Price increases above $1 million for properties bought and sold within the past seven years were often modest and in many instances, anaemic. And that is with no allowances being made for stamp duty, other transfer and holding costs, development approval fees or actual renovation costs where applicable.

Whilst the downward trajectory of interest rates encouraged buyer confidence, a justifiable concern as to what that trajectory revealed about the underlying state of the economy acted as brake on that confidence.

Rather than signalling the return of boom times, the rising auction clearance rates this month were more a function of short supply at all price levels and especially supply of decent quality stock. Such inertia this month was partly because of the stultifying effects on would be vendors of the pending Federal election, (which is usual) and partly because  of a concern about the state of the economy generally and rising unemployment in particular which saw erstwhile vendors opt for the ‘make no sudden moves’ alternative.

The tables below present a Sydney wide sample of purchases this month of houses and apartments  over $ 1 million which were purchased within the past seven years.

In addition to separating houses from apartments, those tables separately present those properties:

  • to which no or no substantial improvements  had been carried out in the past seven years
  • which had been improved in the past seven years and
  • where development consent for improvements had been granted without the improvements  having been carried out.

CurtiseCall August 2013

From the samples accessible by clicking that link, some trends in this bracket are clear:

  • Unrenovated properties outperformed the inflation rate but only just when allowance is made for stamp duty and other costs
  • Renovating houses was more than twice as profitable as renovating units
  • Actually undertaking renovations did not materially improve the monetary return on investment.
  • Whilst it is impossible to ascertain the actual costs  of each renovated house and apartment mentioned above, the single digit 9.08% average price increase achieved for renovated  houses and 4.14% for units suggests that in all but exceptional cases, the renovations were hardly worth the effort, stress or expense.
  • 48 Lyne Street, Alexandria was one such exceptional case which, in a repeat of the premium it commanded when it sold unrenovated on 16 November 2010 for $925,000, sold in its exquisitely renovated form at auction on 24 August 2013 for a suburb breaking $1.825 million.
  • What was exceptional about it?
  • North to the rear on a very wide and large block for that suburb  (around 6m and 200m2 respectively) with rear lane access and parking for two small cars in one of six quiet Alexandria Streets allowing such a north to the rear aspect.
  • Although just under the $1 million threshold, the story was similar at the auction of 83 Day Street, Leichhardt  on 29 August 2013. North to the rear and also well renovated, four bidders within $4,000 of each other and well after the property was announced to have been on the market, pushed the price of that property to $979,000 which was $109,000 over its reserve.
  • The highest profits were likely to have been achieved by those who converted a raw property to one with development consent without actually undertaking the renovations
  • As discussed in CurtiseCall September 2011, timing as well as time in the market can dictate whether or  not  a capital gain is made on re sale.
  • In a reminder of what can happen  if the brakes are let off , the sampled properties bought in 2007 were those to record the worst capital growth rates whether being an unrenovated unit (29/5 Wulumay Close, Rozelle -1.59%); a renovated unit (15/26 Walton Crescent, Abbotsford – 6.79% excluding renovation costs) or with development consent but not built (1 Dillon Street, Paddington – 1.38%).
  • Once adjusted for inflation, those sellers have certainly incurred significant losses over the past six to seven years.
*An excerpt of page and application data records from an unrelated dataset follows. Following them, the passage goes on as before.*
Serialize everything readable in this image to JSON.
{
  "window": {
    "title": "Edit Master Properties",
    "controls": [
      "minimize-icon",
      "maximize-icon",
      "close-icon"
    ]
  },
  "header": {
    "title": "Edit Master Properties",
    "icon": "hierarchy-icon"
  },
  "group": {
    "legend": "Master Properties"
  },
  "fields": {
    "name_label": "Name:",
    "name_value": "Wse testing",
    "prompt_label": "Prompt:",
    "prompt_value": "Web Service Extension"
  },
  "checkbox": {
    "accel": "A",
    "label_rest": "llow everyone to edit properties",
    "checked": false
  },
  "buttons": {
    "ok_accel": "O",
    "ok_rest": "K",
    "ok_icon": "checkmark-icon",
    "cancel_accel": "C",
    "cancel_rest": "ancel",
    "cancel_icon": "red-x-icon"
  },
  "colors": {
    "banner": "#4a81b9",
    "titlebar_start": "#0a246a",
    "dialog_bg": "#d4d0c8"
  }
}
In a contrasting tale which illustrates the gist of this month’s article, on 31 August 2013 when the rest of Sydney’s residential property market  was on its way to a near all time record breaking 84% auction clearance rate, the strangely renovated  5 Mort Street , Surry Hills with its south to the rear orientation failed to attract one registered bidder.